3b. Case study 3: Kings Restaurant

Carlos invited Janet out for dinner in an award winning and very expensive English restaurant called King’s. Carlos believed that the King’s restraint follow quality control such as hygienic, health and safety.  At the restaurant, after the delicious main course they ordered the cake and coffee for Janet and chocolate ice-cream for Carlos.  When Janet was eating a mouthful of cake, she spluttered and coughed and spat out a decomposed insect. The sight of the decomposed insect caused her to suffer nervous shock and she collapsed. This is a duty of care which King’s was unable to provide. This is similar to the case Donoghue v Stevenson (1932). In order to avoid any further embarrassment, Carlos paid restaurant bill and he took Janet home as she continued to feel ill.

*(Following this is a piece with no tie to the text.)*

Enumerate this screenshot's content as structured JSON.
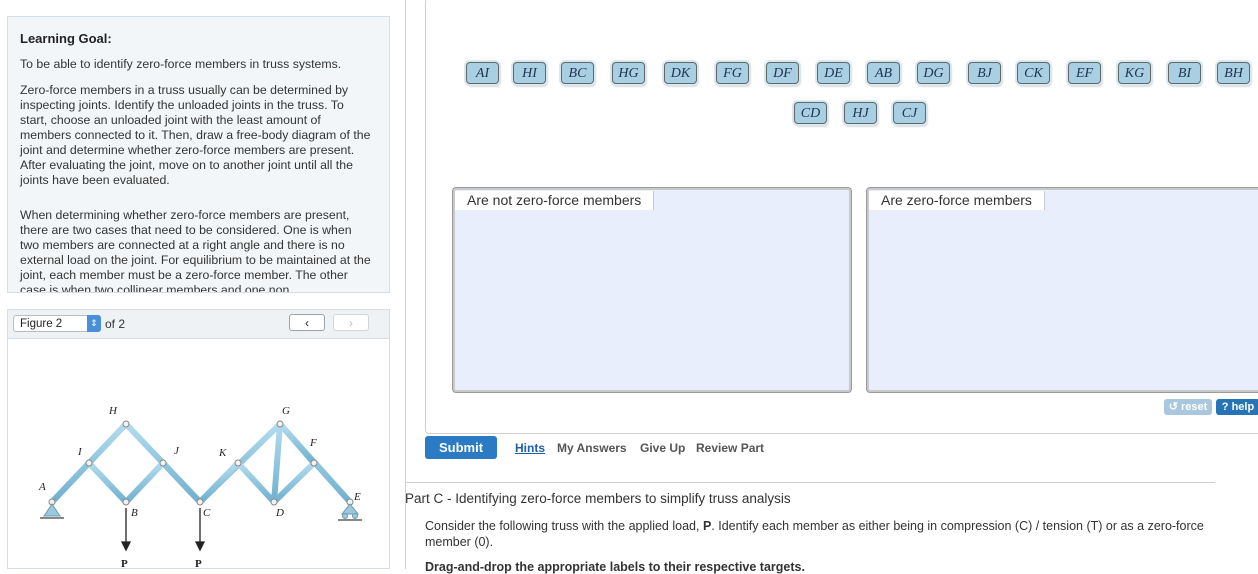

The contamination of the cake caused Janet to suffer gastroenteritis for several days. It is prove that defendant King’s restaurant failed to take care that is duty of care was breached.  Case Blyth v Birmingham waterworks company (1856). As consequence of the breached both Carlos and Janet were mortified at the turn of events and their potential romance did not recover and the foreseeable type of damage was caused by breach. Therefore they decided to sue the king’s restaurant for its negligence. This shows the last element in tort of negligence that is resultant loss.

The standard of care test for establishing breach of duty care was set out in Blyth v Birmingham Waterworks Co (1856) which stated that the breach of duty occurs if the defendant fails to do something which reasonable man, guided upon those considerations which ordinary regulate the conduct of the human affairs, would do, or does something which a product and reasonable man would do. (ACCA F4, 2009)

For a claim of tort of negligence to be successful, the must prove that he has suffered loss or damage as a direct consequence of the breach. In the case Barnet v Chelsea and Kensington Hospital Management committee (1969) even if the doctor had examined Mr Barnet at the time there was nothing the doctor could have done to save him. Therefore, the hospital was not liable as the doctor’s failure to examine Mr Barnet did not cause his death. (ACCA F4, 2009)

Furthermore, the claimant must able to show the type of loss that is reasonably foreseeable suffered as a result of the defendant’s breach as defined in The Wagon mound (1961). If the type of damage is reasonably foreseeable the defendant is liable.

The breach of contract however was caused by the cake not being fit for purpose, which as mentioned earlier in the Sales of Good Act 1979, the implied terms were breached.

In the other hand Janet is a third party in this case she has no contractual agreement with the restaurant, similar to the case Donoghue v Stevenson (1932). There was a duty on the part of the manufacture of their products. The manufacture owes a duty to the consumer to take reasonable care to prevent injury. Therefore Janet can sue King’s restaurant for